However the biggest story of the night might have come even before the green:
Keselowski and Logano were in deep trouble before the 500 got started.
NASCAR inspectors confiscated the rear ends and related suspension parts from the two drivers' Penske Fords during final pre-race inspection.
Keselowski managed to get his car through inspection and onto the starting grid in time to hold his 16th starting spot. But Logano's crew was slower and didn't get to the grid in time, and NASCAR put Logano at the rear of the field, because his car wasn't on the line yet when the command came 'Gentlemen, start your engines."
Yet Logano made an amazing run to finish fifth, in contention late. Keselowski managed to finish ninth.
"It was a little too close for comfort," Logano conceded. "If you'd have told me I'd finish fifth, I'd have given you a hug."
Joey Logano's car got the same scrutiny as his teammate's...and the penalties may be just as severe (Photo: Getty Images for NASCAR)
NASCAR said it would take the parts from the two Penske cars back to the R&D center in Concord, N.C., for further consideration, and any penalties would be determined next week.
Usually those penalties are announced Tuesday, but with Keselowski scheduled to meet President Obama at the White House Tuesday, any penalties could be delayed till Wednesday.

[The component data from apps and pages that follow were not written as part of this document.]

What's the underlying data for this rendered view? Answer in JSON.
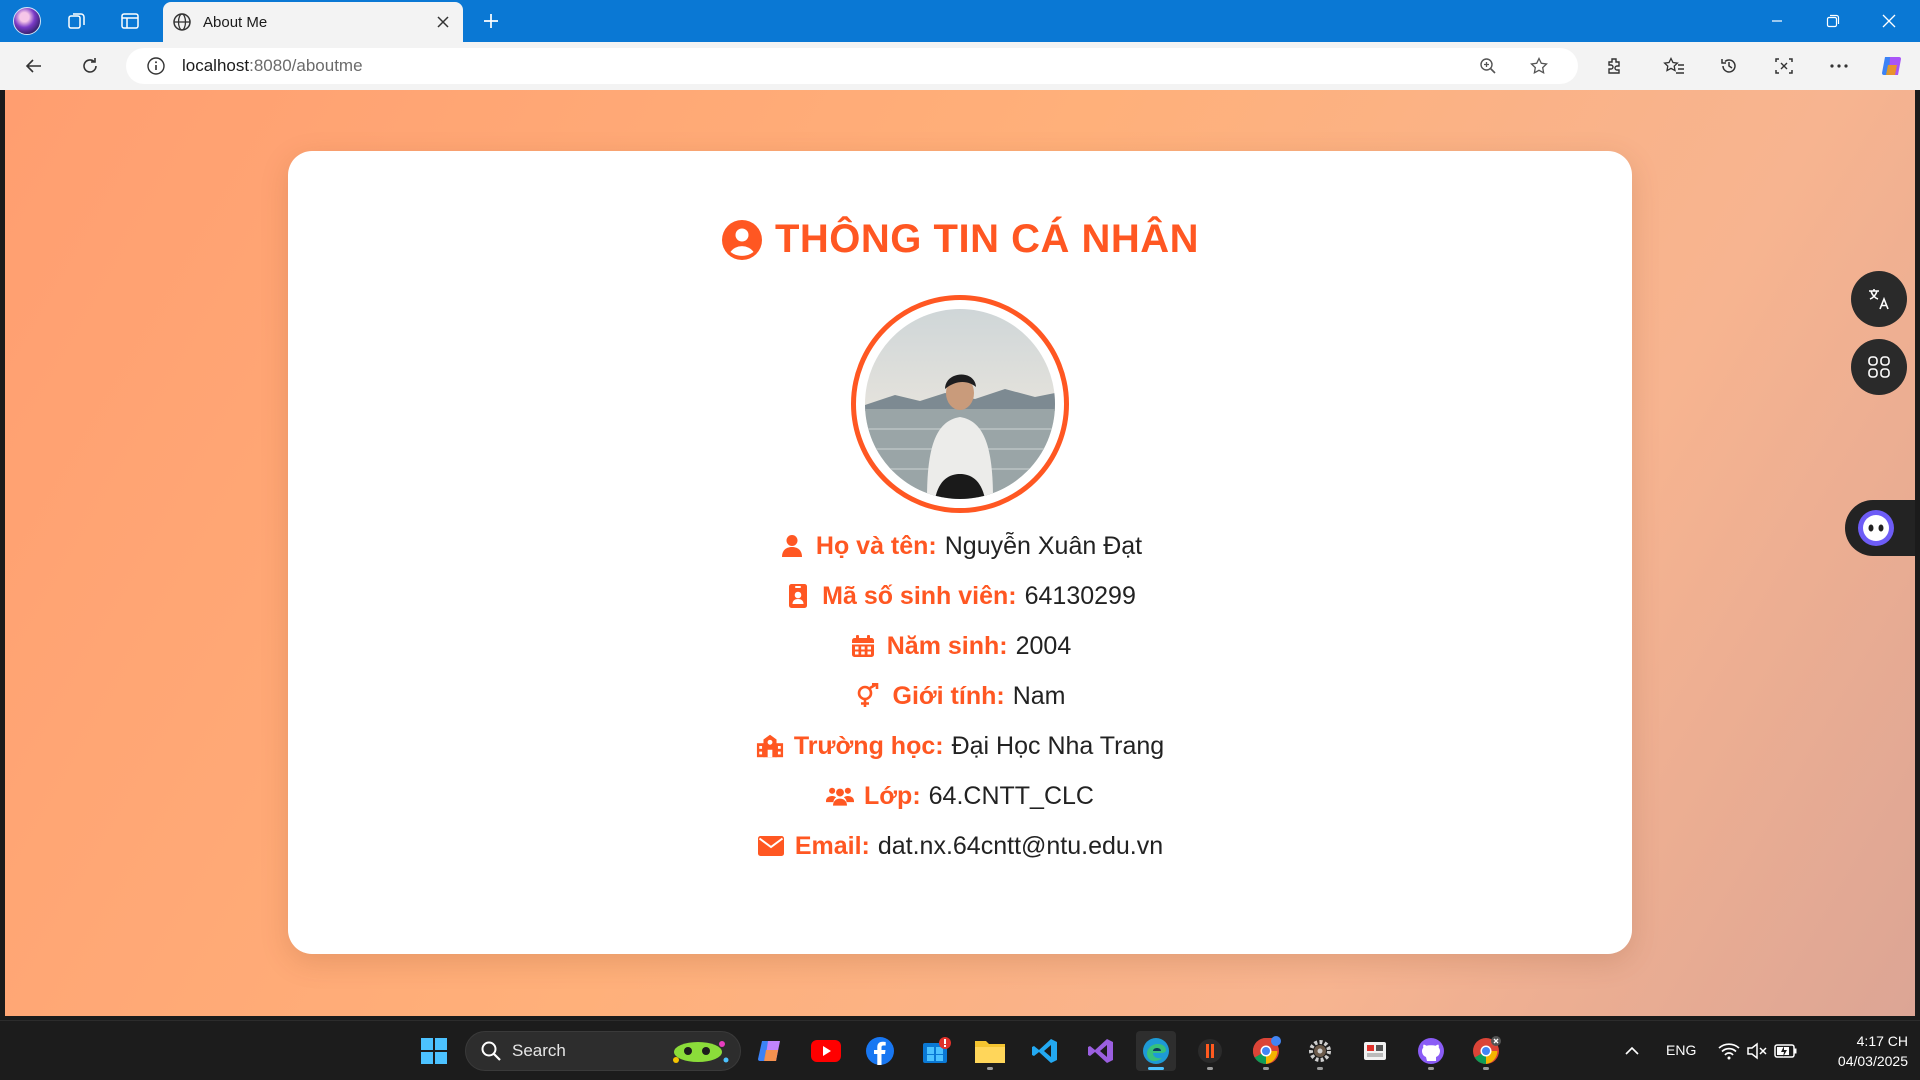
{
  "browser": {
    "tab_title": "About Me",
    "url_host": "localhost",
    "url_rest": ":8080/aboutme"
  },
  "page": {
    "heading": "THÔNG TIN CÁ NHÂN",
    "fields": [
      {
        "icon": "user-icon",
        "label": "Họ và tên:",
        "value": "Nguyễn Xuân Đạt"
      },
      {
        "icon": "id-badge-icon",
        "label": "Mã số sinh viên:",
        "value": "64130299"
      },
      {
        "icon": "calendar-icon",
        "label": "Năm sinh:",
        "value": "2004"
      },
      {
        "icon": "gender-icon",
        "label": "Giới tính:",
        "value": "Nam"
      },
      {
        "icon": "school-icon",
        "label": "Trường học:",
        "value": "Đại Học Nha Trang"
      },
      {
        "icon": "users-icon",
        "label": "Lớp:",
        "value": "64.CNTT_CLC"
      },
      {
        "icon": "envelope-icon",
        "label": "Email:",
        "value": "dat.nx.64cntt@ntu.edu.vn"
      }
    ],
    "accent_color": "#ff5722"
  },
  "taskbar": {
    "search_label": "Search",
    "language": "ENG",
    "time": "4:17 CH",
    "date": "04/03/2025"
  }
}
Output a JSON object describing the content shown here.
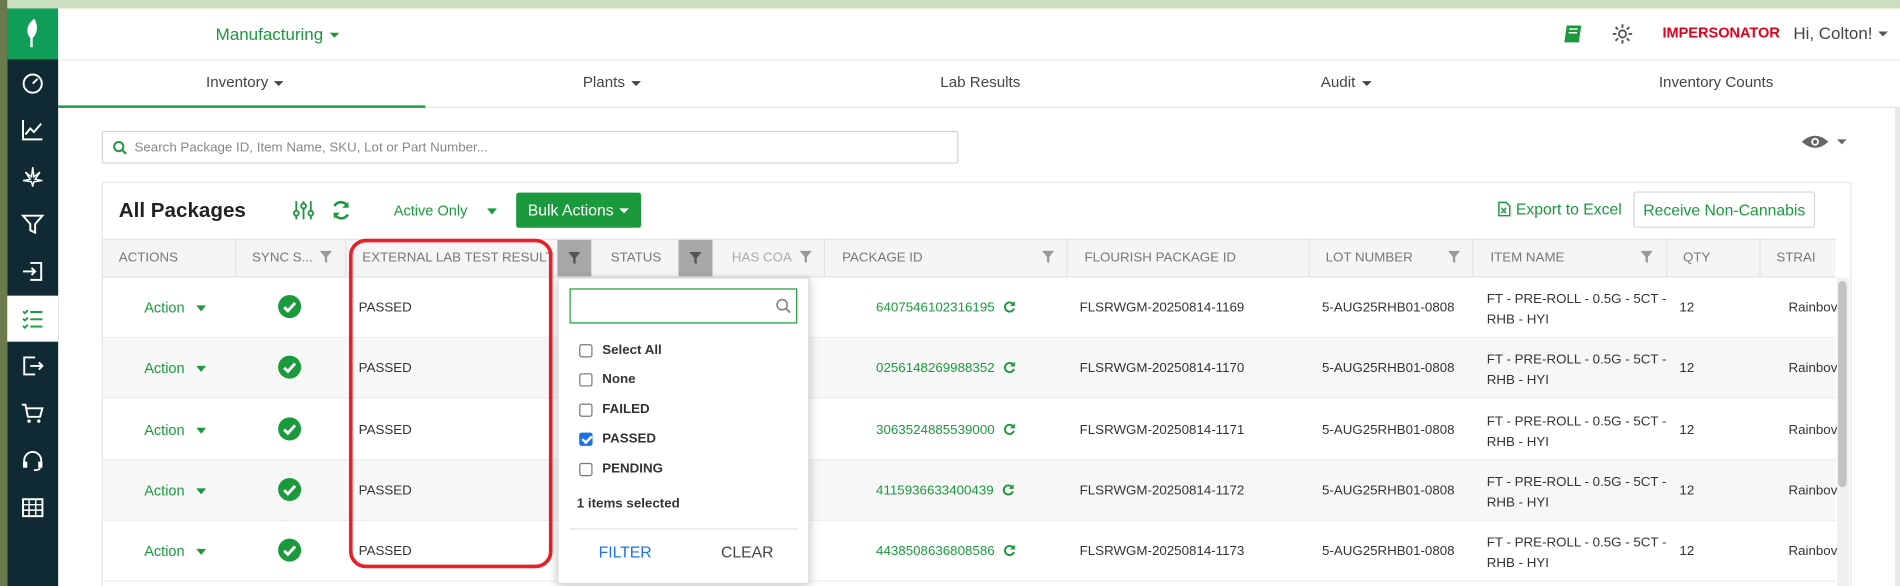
{
  "header": {
    "workspace": "Manufacturing",
    "impersonator": "IMPERSONATOR",
    "greeting": "Hi, Colton!"
  },
  "nav": {
    "tabs": [
      {
        "label": "Inventory",
        "dropdown": true,
        "active": true
      },
      {
        "label": "Plants",
        "dropdown": true
      },
      {
        "label": "Lab Results",
        "dropdown": false
      },
      {
        "label": "Audit",
        "dropdown": true
      },
      {
        "label": "Inventory Counts",
        "dropdown": false
      }
    ]
  },
  "search": {
    "placeholder": "Search Package ID, Item Name, SKU, Lot or Part Number..."
  },
  "toolbar": {
    "title": "All Packages",
    "filter_select": "Active Only",
    "bulk_actions": "Bulk Actions",
    "export": "Export to Excel",
    "receive": "Receive Non-Cannabis"
  },
  "columns": {
    "actions": "ACTIONS",
    "sync": "SYNC S...",
    "external_lab": "EXTERNAL LAB TEST RESULT",
    "status": "STATUS",
    "has_coa": "HAS COA",
    "package_id": "PACKAGE ID",
    "flourish_id": "FLOURISH PACKAGE ID",
    "lot": "LOT NUMBER",
    "item": "ITEM NAME",
    "qty": "QTY",
    "strain": "STRAI"
  },
  "rows": [
    {
      "action": "Action",
      "lab": "PASSED",
      "package_id": "6407546102316195",
      "flourish_id": "FLSRWGM-20250814-1169",
      "lot": "5-AUG25RHB01-0808",
      "item_line1": "FT - PRE-ROLL - 0.5G - 5CT -",
      "item_line2": "RHB - HYI",
      "qty": "12",
      "strain": "Rainbov"
    },
    {
      "action": "Action",
      "lab": "PASSED",
      "package_id": "0256148269988352",
      "flourish_id": "FLSRWGM-20250814-1170",
      "lot": "5-AUG25RHB01-0808",
      "item_line1": "FT - PRE-ROLL - 0.5G - 5CT -",
      "item_line2": "RHB - HYI",
      "qty": "12",
      "strain": "Rainbov"
    },
    {
      "action": "Action",
      "lab": "PASSED",
      "package_id": "3063524885539000",
      "flourish_id": "FLSRWGM-20250814-1171",
      "lot": "5-AUG25RHB01-0808",
      "item_line1": "FT - PRE-ROLL - 0.5G - 5CT -",
      "item_line2": "RHB - HYI",
      "qty": "12",
      "strain": "Rainbov"
    },
    {
      "action": "Action",
      "lab": "PASSED",
      "package_id": "4115936633400439",
      "flourish_id": "FLSRWGM-20250814-1172",
      "lot": "5-AUG25RHB01-0808",
      "item_line1": "FT - PRE-ROLL - 0.5G - 5CT -",
      "item_line2": "RHB - HYI",
      "qty": "12",
      "strain": "Rainbov"
    },
    {
      "action": "Action",
      "lab": "PASSED",
      "package_id": "4438508636808586",
      "flourish_id": "FLSRWGM-20250814-1173",
      "lot": "5-AUG25RHB01-0808",
      "item_line1": "FT - PRE-ROLL - 0.5G - 5CT -",
      "item_line2": "RHB - HYI",
      "qty": "12",
      "strain": "Rainbov"
    }
  ],
  "status_filter": {
    "search_value": "",
    "options": [
      {
        "label": "Select All",
        "checked": false
      },
      {
        "label": "None",
        "checked": false
      },
      {
        "label": "FAILED",
        "checked": false
      },
      {
        "label": "PASSED",
        "checked": true
      },
      {
        "label": "PENDING",
        "checked": false
      }
    ],
    "selected_count": "1 items selected",
    "filter_label": "FILTER",
    "clear_label": "CLEAR"
  },
  "colors": {
    "brand_green": "#1a9a3c",
    "sidebar": "#0f2a33",
    "highlight": "#e8202a",
    "link_blue": "#1a73e8"
  }
}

Speculation in the garage among rival crew chiefs focused on the possibility of six-week suspensions and $100,000 fines for the two crew chiefs, Paul Wolfe (Keselowski) and Todd Gordon (Logano). That would be in line with other penalties for similar violations. A six-week suspension would cover the Kansas, Richmond, Talladega, Darlington, Charlotte All-Star and Charlotte 600 races.
Any points penalty levied could be even more devastating. Keselowski went into Saturday night's 500 second in the Sprint Cup standings, just six points down to Jimmie Johnson; Logano was 11th.
However NASCAR executives have wide latitude in such judgment.
The apparent issue: modifying the rear end in order to make the car run better through the corners. Last year Chad Knaus, Jimmie Johnson's crew chief, came up with some rear end tricks to accomplish that, and Johnson went on a mid-season tear. Rivals, when they finally understood what Knaus and Johnson were doing, questioned NASCAR, and NASCAR said it was all legal. That didn't really set well with rivals, who then cranked up an expensive research program to develop their own similar rear end tricks.
At the end of the season NASCAR officials decided to eliminate that rear end stuff and changed up the rules considerably, to eliminate teams 'skewing' the rear end to get better bite.
However rivals here Saturday night said Wolfe and Gordon had come up with a way to get around that, with some type of 'floating' rear end. One top crew chief, asking not to be named, said "They are in deep doo-doo. There is no way to explain that away."
It was not clear why NASCAR inspectors did not discover the rear end issues during Friday inspection here.
Joey Logano, Keselowski's teammate at Roger Penske's (Photo: Getty Images for NASCAR)